(Data entries)
┏━━
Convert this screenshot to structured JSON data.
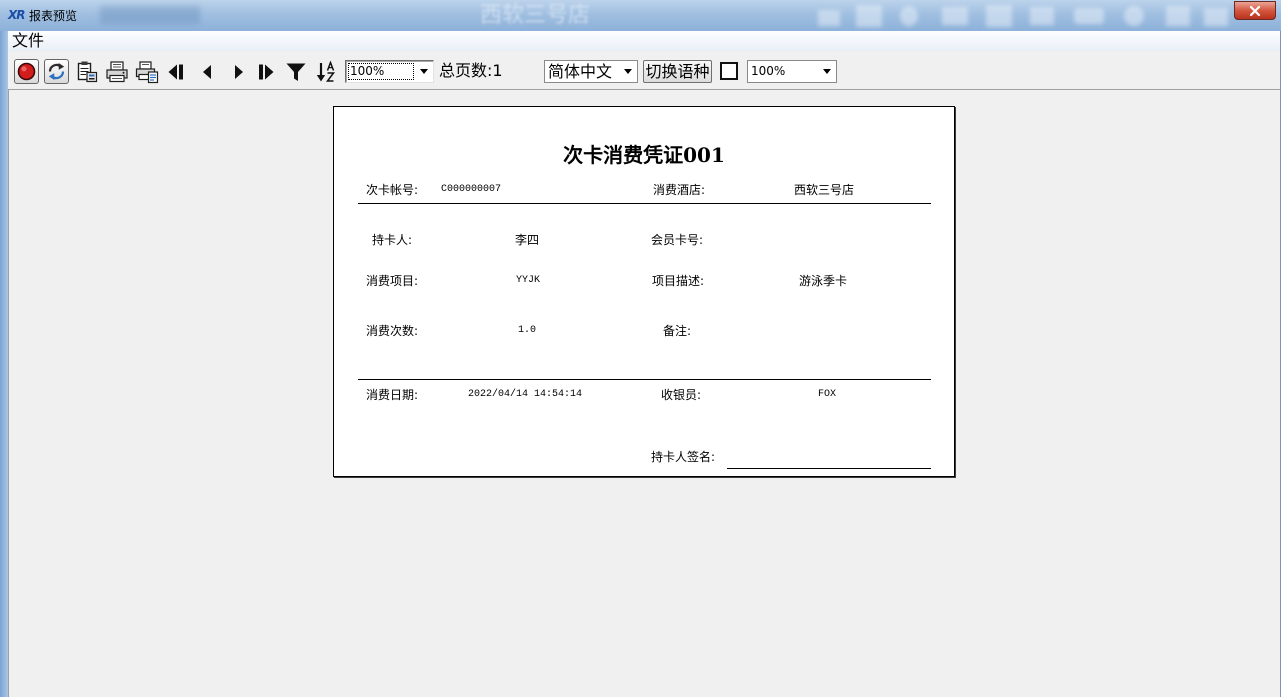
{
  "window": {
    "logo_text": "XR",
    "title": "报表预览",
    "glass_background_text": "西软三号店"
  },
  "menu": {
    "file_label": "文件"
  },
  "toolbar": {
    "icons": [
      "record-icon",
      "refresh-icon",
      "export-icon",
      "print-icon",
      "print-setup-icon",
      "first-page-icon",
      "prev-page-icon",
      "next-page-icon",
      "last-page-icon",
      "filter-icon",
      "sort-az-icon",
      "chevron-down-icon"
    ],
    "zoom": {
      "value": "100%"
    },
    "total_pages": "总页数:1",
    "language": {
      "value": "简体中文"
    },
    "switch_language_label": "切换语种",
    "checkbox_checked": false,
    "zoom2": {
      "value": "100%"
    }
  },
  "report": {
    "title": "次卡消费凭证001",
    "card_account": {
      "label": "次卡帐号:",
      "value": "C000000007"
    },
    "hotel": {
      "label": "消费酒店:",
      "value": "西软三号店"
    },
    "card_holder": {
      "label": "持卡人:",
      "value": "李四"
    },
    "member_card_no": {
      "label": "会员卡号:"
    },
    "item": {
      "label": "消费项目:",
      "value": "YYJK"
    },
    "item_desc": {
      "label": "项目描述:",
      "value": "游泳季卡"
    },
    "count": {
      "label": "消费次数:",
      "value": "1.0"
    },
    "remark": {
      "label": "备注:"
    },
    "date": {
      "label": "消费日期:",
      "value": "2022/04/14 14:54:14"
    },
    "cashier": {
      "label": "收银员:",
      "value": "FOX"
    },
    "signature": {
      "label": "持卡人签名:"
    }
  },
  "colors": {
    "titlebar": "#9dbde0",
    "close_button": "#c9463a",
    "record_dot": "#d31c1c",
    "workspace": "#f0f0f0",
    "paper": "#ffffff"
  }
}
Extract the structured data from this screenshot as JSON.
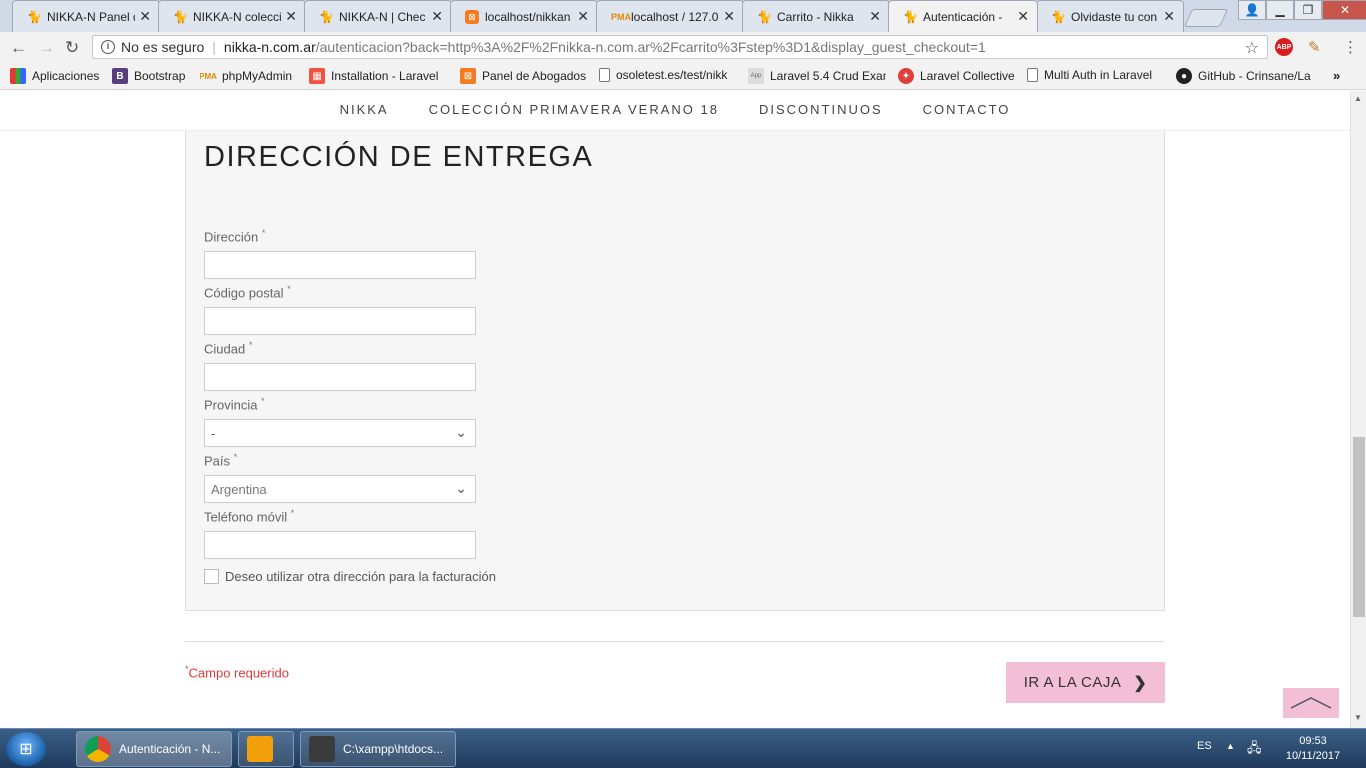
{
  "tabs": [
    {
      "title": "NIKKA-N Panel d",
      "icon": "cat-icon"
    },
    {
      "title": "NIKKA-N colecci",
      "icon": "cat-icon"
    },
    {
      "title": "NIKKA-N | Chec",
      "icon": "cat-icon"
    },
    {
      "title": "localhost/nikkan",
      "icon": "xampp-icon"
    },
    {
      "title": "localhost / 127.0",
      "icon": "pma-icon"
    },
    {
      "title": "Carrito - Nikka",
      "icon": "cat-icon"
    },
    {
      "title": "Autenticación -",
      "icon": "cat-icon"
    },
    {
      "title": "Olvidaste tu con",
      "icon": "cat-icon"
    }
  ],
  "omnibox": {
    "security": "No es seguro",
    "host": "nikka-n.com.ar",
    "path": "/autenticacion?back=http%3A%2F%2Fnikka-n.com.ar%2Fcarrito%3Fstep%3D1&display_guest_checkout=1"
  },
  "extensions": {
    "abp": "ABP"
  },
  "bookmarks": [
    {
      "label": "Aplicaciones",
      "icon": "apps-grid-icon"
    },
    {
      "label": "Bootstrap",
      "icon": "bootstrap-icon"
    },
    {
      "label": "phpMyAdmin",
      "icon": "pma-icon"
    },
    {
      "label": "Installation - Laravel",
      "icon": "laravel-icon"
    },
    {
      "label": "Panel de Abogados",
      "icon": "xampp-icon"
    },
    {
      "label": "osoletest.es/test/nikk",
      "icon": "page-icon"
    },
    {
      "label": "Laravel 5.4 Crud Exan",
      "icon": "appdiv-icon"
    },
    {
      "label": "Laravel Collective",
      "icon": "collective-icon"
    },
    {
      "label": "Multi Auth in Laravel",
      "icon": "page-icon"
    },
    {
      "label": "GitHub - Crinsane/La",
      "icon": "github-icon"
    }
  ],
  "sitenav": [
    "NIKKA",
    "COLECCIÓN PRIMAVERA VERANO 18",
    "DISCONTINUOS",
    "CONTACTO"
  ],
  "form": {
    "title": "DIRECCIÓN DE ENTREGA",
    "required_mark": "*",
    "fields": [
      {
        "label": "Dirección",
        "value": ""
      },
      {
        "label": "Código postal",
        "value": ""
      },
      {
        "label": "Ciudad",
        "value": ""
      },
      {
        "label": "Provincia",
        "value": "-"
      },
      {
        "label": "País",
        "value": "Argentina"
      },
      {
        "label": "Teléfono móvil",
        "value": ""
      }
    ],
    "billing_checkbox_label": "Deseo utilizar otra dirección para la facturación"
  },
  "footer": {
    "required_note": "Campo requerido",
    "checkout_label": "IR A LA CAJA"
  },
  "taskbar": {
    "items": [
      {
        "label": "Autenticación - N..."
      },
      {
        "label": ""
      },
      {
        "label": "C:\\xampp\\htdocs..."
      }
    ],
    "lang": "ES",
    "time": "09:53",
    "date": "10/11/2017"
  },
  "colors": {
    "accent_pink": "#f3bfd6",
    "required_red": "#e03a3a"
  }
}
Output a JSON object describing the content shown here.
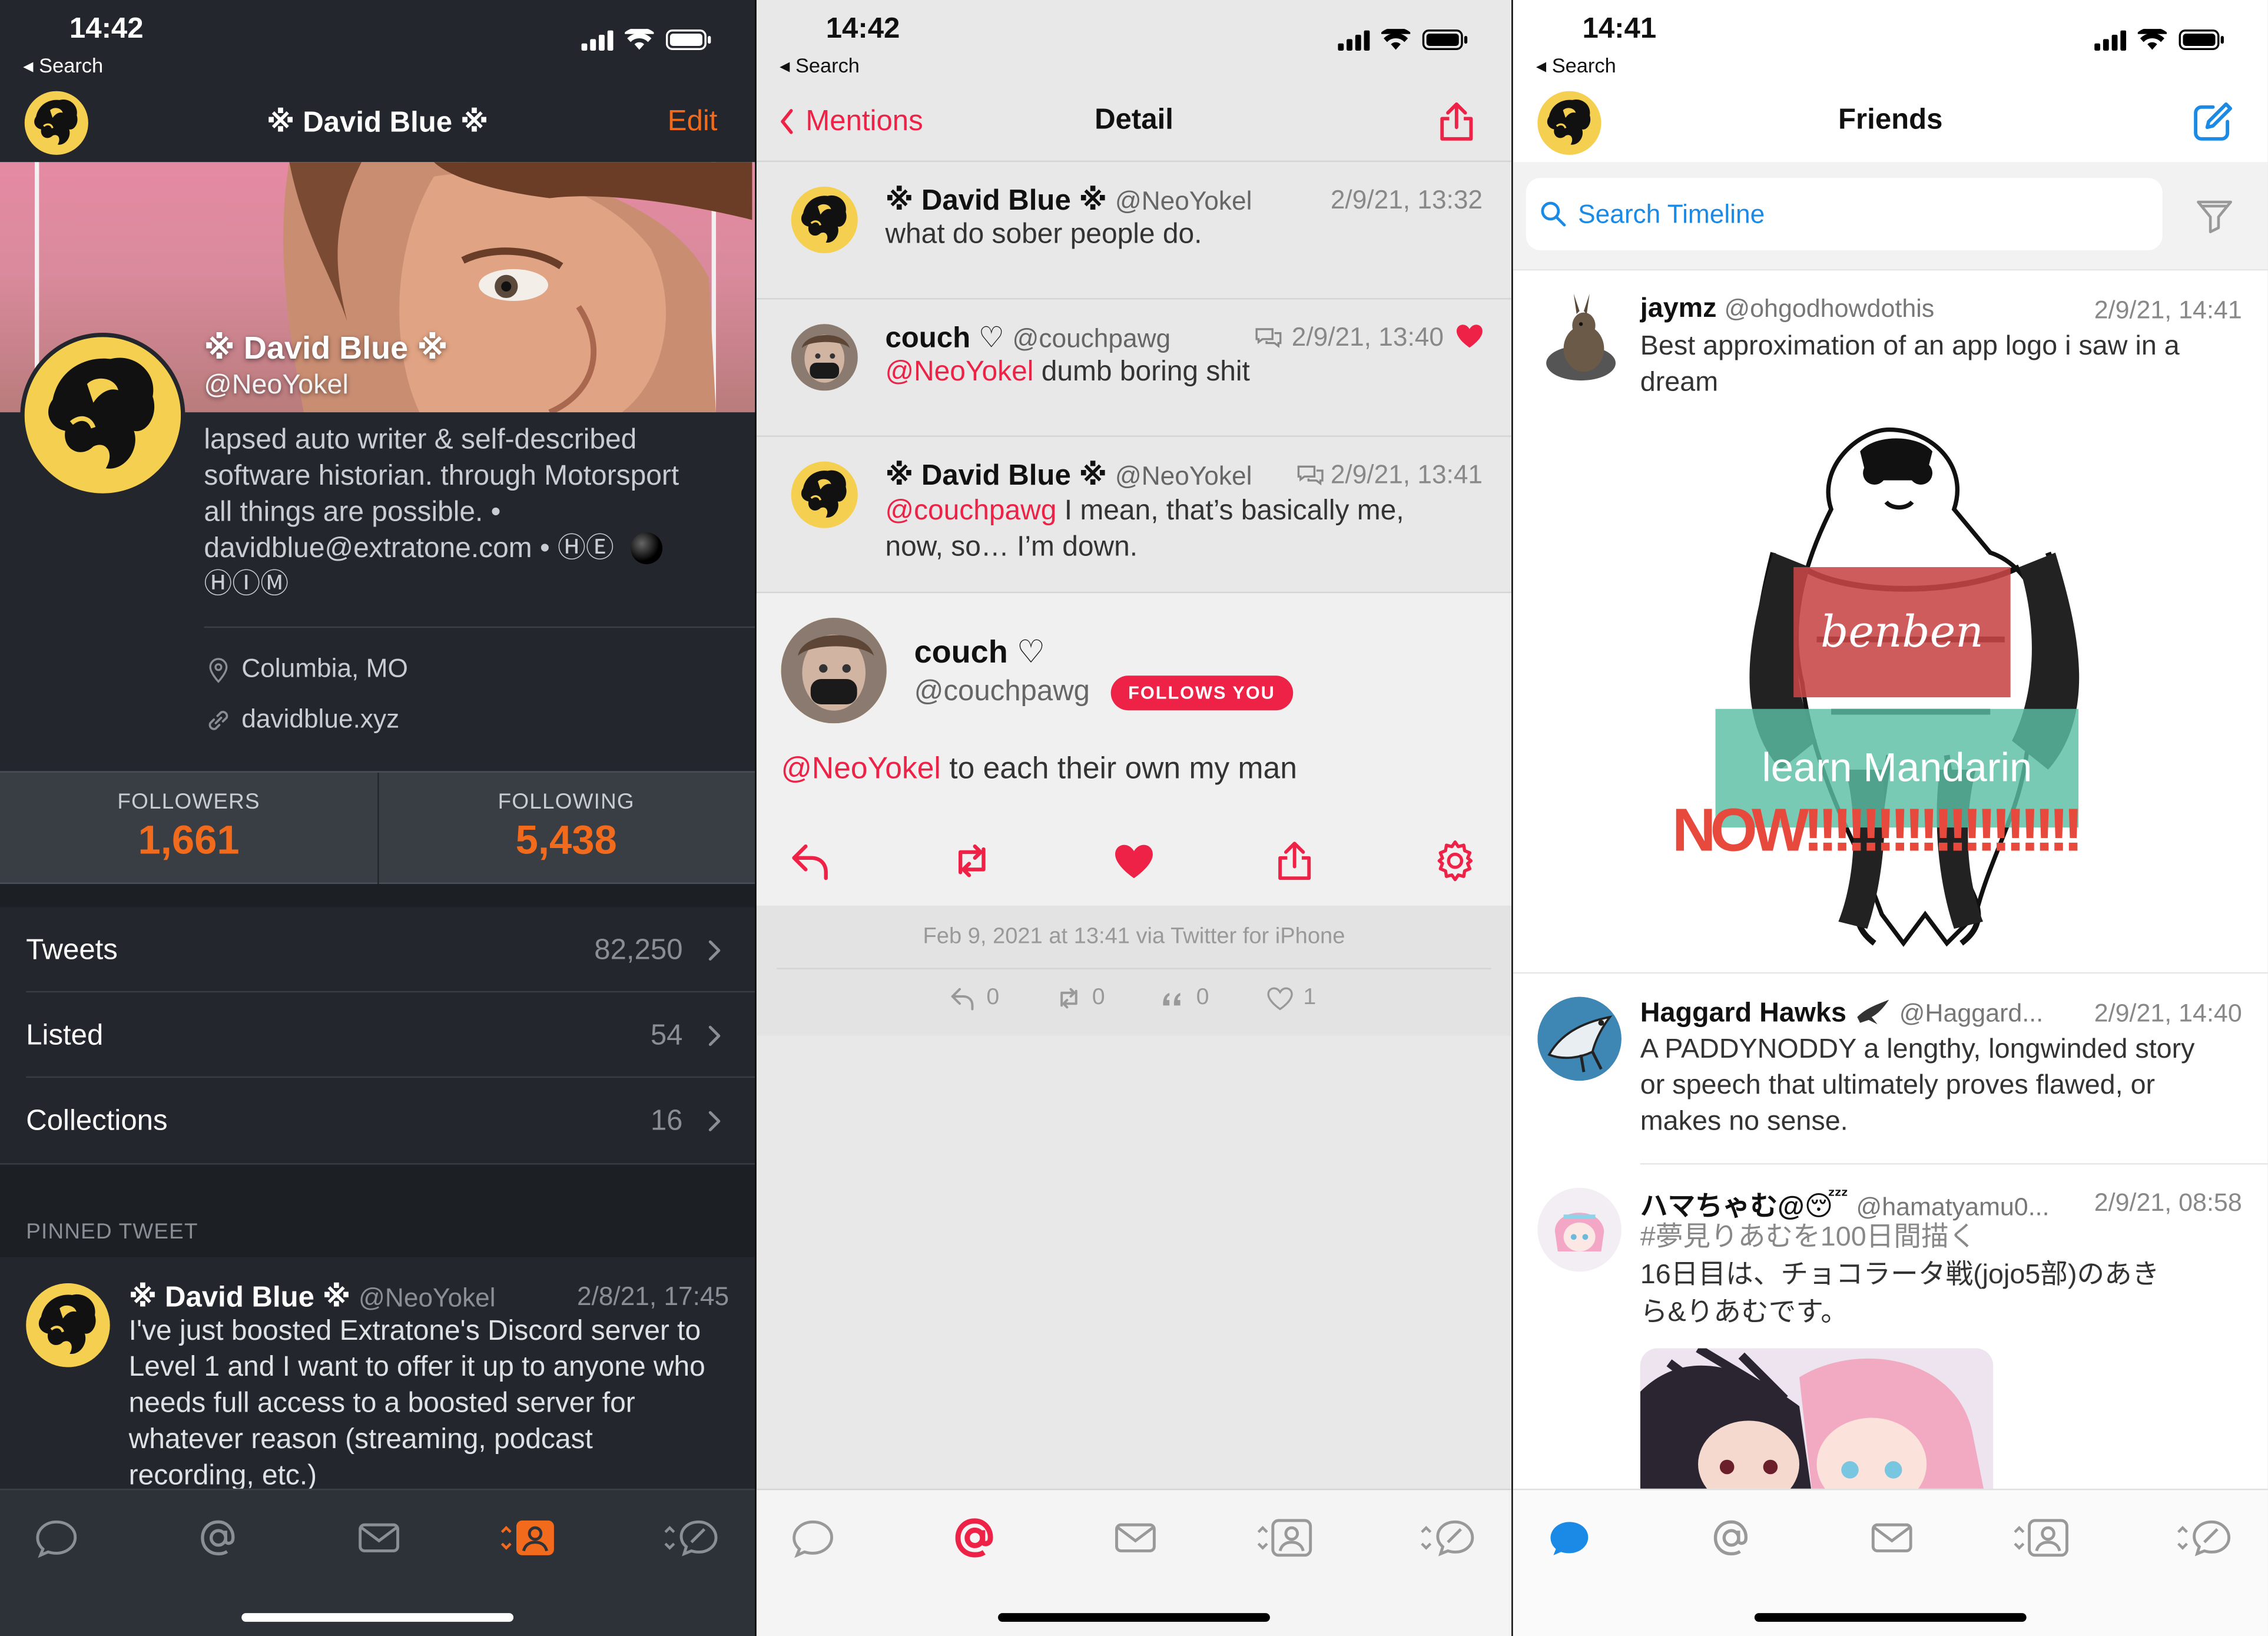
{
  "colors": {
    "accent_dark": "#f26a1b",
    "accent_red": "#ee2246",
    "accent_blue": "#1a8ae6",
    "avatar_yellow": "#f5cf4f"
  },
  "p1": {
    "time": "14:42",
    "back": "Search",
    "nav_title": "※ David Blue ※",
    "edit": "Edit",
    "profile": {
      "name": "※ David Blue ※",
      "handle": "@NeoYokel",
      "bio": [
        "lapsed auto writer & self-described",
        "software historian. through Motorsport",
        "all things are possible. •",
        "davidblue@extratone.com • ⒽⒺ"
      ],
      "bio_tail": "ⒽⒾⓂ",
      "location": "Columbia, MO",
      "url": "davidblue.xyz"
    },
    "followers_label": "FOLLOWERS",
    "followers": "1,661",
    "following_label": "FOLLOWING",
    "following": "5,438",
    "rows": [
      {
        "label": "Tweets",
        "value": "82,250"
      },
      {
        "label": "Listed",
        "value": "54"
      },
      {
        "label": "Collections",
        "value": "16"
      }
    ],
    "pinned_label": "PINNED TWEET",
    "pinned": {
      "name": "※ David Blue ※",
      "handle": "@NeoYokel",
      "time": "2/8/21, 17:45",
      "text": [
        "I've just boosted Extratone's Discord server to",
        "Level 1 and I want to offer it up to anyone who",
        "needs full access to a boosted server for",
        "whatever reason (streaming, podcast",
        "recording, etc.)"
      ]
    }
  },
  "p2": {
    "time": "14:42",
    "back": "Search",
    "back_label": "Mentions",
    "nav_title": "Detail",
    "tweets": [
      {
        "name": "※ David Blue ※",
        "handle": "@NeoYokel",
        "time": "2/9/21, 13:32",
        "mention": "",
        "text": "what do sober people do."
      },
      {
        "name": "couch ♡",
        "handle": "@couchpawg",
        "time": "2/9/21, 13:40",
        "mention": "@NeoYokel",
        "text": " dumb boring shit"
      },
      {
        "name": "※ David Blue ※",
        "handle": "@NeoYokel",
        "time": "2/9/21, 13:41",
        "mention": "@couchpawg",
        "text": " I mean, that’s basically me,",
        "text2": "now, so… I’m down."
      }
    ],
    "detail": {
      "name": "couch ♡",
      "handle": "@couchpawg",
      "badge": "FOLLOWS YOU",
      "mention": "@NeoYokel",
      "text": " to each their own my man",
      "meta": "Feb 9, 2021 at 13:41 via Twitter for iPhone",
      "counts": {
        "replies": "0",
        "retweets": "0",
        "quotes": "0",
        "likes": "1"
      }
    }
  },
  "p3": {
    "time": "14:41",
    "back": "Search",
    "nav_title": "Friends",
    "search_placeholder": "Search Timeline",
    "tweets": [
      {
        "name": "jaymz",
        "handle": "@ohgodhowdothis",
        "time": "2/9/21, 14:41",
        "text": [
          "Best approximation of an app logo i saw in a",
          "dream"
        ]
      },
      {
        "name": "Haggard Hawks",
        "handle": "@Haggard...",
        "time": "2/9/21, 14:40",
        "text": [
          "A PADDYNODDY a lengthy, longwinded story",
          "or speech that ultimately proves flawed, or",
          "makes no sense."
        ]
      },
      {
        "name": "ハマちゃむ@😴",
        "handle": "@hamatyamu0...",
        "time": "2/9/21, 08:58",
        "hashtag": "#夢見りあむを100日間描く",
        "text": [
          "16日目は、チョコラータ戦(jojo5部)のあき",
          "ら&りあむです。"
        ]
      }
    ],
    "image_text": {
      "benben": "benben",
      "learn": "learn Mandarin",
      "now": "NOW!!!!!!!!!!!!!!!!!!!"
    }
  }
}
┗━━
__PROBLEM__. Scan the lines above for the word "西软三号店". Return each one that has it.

__RESPONSE TO THE EXERCISE__.
    "glass_background_text": "西软三号店"
      "value": "西软三号店"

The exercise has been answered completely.